BEGIN Record extracts

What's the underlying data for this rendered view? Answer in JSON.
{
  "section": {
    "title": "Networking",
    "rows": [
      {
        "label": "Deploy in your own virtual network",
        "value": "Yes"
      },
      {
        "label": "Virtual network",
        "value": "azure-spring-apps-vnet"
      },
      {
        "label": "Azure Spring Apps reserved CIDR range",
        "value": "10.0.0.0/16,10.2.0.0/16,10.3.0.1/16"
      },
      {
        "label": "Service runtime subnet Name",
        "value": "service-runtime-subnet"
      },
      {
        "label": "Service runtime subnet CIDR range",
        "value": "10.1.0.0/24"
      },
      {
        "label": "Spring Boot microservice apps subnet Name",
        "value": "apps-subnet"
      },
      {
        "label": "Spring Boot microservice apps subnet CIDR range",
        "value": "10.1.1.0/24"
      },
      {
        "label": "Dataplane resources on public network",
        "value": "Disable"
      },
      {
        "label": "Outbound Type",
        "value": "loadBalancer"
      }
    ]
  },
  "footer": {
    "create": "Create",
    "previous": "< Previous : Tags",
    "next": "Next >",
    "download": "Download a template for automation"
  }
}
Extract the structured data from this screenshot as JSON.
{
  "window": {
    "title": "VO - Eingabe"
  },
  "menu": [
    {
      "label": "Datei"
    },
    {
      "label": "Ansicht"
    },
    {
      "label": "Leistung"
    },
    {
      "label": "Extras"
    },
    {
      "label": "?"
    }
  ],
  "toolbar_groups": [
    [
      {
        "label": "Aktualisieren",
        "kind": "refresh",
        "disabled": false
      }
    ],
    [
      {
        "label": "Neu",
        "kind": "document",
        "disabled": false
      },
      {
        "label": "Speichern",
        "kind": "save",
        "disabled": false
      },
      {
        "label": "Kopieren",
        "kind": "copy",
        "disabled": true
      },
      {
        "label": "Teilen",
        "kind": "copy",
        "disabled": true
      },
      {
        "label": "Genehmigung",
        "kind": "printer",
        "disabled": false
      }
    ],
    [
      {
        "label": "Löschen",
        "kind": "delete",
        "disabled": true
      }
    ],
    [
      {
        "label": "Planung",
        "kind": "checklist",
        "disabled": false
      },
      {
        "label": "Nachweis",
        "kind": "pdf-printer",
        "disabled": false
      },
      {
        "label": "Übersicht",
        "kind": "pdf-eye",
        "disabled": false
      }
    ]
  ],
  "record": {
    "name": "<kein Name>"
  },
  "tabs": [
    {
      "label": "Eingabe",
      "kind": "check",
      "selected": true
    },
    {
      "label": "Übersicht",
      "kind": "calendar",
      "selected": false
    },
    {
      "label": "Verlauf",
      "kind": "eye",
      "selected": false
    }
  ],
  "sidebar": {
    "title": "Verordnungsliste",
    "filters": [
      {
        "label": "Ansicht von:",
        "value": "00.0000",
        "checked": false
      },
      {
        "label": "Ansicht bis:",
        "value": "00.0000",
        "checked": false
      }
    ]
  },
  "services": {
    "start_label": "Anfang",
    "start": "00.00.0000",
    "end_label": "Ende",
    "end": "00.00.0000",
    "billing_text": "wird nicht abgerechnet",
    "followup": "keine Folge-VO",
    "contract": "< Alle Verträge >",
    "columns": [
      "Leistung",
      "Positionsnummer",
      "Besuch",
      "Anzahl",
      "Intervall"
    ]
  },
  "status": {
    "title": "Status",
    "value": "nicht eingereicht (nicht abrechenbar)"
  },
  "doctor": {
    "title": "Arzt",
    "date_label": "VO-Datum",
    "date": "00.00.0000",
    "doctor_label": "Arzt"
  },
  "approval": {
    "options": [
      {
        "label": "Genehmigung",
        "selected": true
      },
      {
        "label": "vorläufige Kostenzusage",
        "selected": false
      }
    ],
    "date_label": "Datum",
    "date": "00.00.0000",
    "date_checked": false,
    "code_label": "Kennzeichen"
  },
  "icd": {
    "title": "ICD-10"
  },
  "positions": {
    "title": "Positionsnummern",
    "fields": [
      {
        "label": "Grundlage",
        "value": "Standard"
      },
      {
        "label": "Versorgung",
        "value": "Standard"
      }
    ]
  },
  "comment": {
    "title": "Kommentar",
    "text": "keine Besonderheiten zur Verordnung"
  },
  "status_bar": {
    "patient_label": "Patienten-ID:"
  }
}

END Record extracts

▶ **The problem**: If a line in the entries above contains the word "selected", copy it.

▶ **Exercise answer**:
      "selected": true
      "selected": false
      "selected": false
        "selected": true
        "selected": false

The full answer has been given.